Transforming the Dreaded Performance Discussion
It’s that time of year… the time to do performance evaluations.
Many managers and associates look forward to these conversations like going to the dentist! Managers aren’t sure what to say, and often fall into the trap of commenting on either the stellar accomplishments, outright disasters or make comments like “you’re doing fine”. Associates aren’t sure what to say either… “do I simply talk about all that I did, do I ask for support , do I share my career goals and aspirations?”.
Perhaps the challenge is distinguishing the dual nature of the conversation. These conversations are designed to evaluate the associate’s performance and to explore development opportunities. As I often share with my clients, we first have to begin with “WHY”… what is the purpose of this discussion or said differently, “for the sake of what am I going to have this discussion”.
Performance Evaluation is assessing how one performed in their assigned tasks.
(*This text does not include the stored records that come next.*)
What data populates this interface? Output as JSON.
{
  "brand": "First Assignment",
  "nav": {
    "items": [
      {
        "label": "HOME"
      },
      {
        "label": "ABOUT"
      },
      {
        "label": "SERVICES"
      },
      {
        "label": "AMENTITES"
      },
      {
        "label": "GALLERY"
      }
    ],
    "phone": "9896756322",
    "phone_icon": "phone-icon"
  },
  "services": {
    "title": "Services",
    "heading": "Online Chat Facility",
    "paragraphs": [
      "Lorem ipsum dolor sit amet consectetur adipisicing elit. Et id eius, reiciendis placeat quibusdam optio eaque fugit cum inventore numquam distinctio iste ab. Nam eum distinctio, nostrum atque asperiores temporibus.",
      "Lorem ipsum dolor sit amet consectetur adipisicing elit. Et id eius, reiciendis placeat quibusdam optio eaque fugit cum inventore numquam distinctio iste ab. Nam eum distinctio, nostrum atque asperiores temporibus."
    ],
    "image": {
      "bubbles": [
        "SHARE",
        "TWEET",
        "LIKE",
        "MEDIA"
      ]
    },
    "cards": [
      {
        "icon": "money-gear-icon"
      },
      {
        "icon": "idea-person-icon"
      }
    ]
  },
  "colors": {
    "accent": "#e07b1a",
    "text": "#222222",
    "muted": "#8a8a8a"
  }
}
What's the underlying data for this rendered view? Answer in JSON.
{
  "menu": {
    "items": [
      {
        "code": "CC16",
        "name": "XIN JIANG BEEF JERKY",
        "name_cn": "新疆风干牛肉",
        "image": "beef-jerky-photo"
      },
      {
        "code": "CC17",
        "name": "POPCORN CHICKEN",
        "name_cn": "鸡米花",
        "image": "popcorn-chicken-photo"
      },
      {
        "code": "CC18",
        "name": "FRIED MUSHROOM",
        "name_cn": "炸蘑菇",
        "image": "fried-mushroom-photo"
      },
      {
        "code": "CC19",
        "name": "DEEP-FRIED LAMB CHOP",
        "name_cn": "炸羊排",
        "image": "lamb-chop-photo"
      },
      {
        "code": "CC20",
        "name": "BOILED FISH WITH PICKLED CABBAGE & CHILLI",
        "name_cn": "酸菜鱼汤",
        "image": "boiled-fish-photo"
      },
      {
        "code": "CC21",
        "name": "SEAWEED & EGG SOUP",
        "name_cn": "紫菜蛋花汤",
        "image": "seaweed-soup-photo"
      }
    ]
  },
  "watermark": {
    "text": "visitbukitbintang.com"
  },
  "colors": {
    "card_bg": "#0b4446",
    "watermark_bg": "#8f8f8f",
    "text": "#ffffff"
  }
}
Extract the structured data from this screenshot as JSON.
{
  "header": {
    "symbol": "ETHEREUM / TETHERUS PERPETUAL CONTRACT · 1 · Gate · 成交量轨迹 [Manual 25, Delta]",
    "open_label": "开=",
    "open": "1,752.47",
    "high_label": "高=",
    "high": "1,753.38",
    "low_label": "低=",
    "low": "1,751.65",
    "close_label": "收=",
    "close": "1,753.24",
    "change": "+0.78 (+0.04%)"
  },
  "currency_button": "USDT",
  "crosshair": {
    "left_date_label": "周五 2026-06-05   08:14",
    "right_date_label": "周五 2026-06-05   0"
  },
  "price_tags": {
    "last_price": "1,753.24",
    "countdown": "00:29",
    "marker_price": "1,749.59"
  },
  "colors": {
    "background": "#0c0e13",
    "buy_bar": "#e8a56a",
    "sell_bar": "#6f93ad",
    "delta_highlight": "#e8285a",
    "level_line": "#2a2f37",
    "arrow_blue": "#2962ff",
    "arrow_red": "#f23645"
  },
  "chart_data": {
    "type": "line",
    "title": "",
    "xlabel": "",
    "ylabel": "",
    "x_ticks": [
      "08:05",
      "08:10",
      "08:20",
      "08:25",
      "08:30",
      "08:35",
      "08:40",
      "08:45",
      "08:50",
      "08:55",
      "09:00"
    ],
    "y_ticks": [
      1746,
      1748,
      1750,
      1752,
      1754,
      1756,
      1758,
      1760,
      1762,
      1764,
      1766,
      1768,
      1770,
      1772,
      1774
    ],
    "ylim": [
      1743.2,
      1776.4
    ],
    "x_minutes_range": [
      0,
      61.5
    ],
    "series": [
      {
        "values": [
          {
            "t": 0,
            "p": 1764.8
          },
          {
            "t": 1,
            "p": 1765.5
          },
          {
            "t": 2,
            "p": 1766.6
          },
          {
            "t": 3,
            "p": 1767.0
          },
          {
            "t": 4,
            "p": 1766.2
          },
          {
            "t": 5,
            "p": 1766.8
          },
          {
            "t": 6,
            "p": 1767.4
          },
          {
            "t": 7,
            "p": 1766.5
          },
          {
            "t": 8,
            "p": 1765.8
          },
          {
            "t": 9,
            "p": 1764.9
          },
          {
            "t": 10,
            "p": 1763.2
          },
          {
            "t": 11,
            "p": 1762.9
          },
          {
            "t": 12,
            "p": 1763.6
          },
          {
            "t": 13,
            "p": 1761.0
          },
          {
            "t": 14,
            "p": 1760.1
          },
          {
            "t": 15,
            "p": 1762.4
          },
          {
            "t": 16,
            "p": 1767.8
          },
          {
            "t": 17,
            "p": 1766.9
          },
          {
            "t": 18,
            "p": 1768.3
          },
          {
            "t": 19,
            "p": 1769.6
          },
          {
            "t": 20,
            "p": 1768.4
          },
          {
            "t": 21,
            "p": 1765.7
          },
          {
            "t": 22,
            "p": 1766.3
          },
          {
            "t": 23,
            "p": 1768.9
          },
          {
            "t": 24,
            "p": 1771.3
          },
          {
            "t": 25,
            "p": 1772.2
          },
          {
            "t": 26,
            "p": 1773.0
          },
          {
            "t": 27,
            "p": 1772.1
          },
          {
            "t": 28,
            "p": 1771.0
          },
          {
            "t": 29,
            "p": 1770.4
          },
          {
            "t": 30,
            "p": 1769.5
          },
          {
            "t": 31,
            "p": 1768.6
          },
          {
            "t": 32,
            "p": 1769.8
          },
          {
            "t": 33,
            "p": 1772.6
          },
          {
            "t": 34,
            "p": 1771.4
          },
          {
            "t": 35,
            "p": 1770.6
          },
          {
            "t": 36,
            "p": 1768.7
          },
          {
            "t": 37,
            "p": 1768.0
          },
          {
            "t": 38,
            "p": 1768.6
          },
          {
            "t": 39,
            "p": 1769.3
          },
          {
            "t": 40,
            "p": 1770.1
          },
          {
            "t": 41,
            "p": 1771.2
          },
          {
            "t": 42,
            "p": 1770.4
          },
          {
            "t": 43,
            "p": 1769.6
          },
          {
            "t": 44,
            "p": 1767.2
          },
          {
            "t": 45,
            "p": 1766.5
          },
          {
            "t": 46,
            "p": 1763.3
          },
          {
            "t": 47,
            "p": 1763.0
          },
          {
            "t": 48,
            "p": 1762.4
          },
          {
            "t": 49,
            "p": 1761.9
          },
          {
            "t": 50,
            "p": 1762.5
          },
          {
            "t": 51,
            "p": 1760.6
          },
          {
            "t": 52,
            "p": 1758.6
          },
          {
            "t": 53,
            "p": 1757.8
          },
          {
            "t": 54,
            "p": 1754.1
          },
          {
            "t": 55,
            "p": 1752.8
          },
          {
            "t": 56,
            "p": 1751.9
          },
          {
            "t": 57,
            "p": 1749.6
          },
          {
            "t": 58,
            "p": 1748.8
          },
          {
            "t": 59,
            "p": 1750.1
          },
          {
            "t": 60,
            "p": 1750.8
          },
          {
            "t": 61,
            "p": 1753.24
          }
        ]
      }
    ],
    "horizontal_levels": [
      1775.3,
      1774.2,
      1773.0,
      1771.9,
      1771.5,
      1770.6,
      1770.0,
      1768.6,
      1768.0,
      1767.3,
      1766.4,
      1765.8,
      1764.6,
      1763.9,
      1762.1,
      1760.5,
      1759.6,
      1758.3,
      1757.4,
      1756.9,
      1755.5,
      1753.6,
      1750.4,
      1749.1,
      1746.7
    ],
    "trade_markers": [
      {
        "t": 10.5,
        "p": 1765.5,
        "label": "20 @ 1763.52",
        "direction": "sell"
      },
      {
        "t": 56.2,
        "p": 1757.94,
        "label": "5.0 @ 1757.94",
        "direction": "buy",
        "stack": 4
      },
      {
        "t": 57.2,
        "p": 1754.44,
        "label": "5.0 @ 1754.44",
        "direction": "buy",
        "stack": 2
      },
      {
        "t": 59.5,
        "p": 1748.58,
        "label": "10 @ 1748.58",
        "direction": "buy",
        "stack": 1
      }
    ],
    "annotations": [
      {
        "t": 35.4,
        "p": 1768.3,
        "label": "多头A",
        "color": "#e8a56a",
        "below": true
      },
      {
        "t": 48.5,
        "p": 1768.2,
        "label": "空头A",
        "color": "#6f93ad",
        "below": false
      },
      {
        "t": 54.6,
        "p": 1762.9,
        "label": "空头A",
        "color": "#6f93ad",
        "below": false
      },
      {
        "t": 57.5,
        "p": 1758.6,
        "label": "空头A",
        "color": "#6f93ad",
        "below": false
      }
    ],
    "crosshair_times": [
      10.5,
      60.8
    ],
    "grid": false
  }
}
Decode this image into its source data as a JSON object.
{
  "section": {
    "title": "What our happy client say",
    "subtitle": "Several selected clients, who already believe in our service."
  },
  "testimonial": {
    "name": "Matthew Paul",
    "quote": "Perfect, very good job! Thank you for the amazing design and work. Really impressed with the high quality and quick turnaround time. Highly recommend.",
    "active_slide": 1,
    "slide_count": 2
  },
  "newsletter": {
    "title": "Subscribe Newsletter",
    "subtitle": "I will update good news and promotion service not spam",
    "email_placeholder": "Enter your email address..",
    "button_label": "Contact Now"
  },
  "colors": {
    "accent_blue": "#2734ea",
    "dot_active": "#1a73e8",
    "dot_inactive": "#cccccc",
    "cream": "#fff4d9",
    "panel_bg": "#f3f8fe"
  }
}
Some questions might include:
- Were the intended results achieved?
- Was the assignment completed in a manner that included others, considered short term and long term impacts, and treated others with respect?
- Were resources used efficiently and effectively?
- Were assignments completed in a timely manner?
Performance Development is about learning what’s important to the individual, their strengths, areas of unique interest and talent so that these areas can be leveraged in their work assignments.
Conducting the Performance Discussion in a coaching context is the best way to address both aspects. However, coaching requires the leader to first examine who he/she is being in the conversation. Do you hold this person as someone with potential, worthy of your time and effort or have you formed some other, less generous judgment of the individual?
Coaching requires the manager to:
- be committed to the individual’s growth and development
- view problems or challenges as learning opportunities for both the individual and the manager
- recognize that the individual has to discover their own solutions to achieve sustainable results
- be ruthless and compassionate
This guest blog post is from my colleague Susan Alexander
. Susan is a certified ontological coach
and part-time faculty instructor at Otterbein College. We share a passion around developing coaching skills in leaders.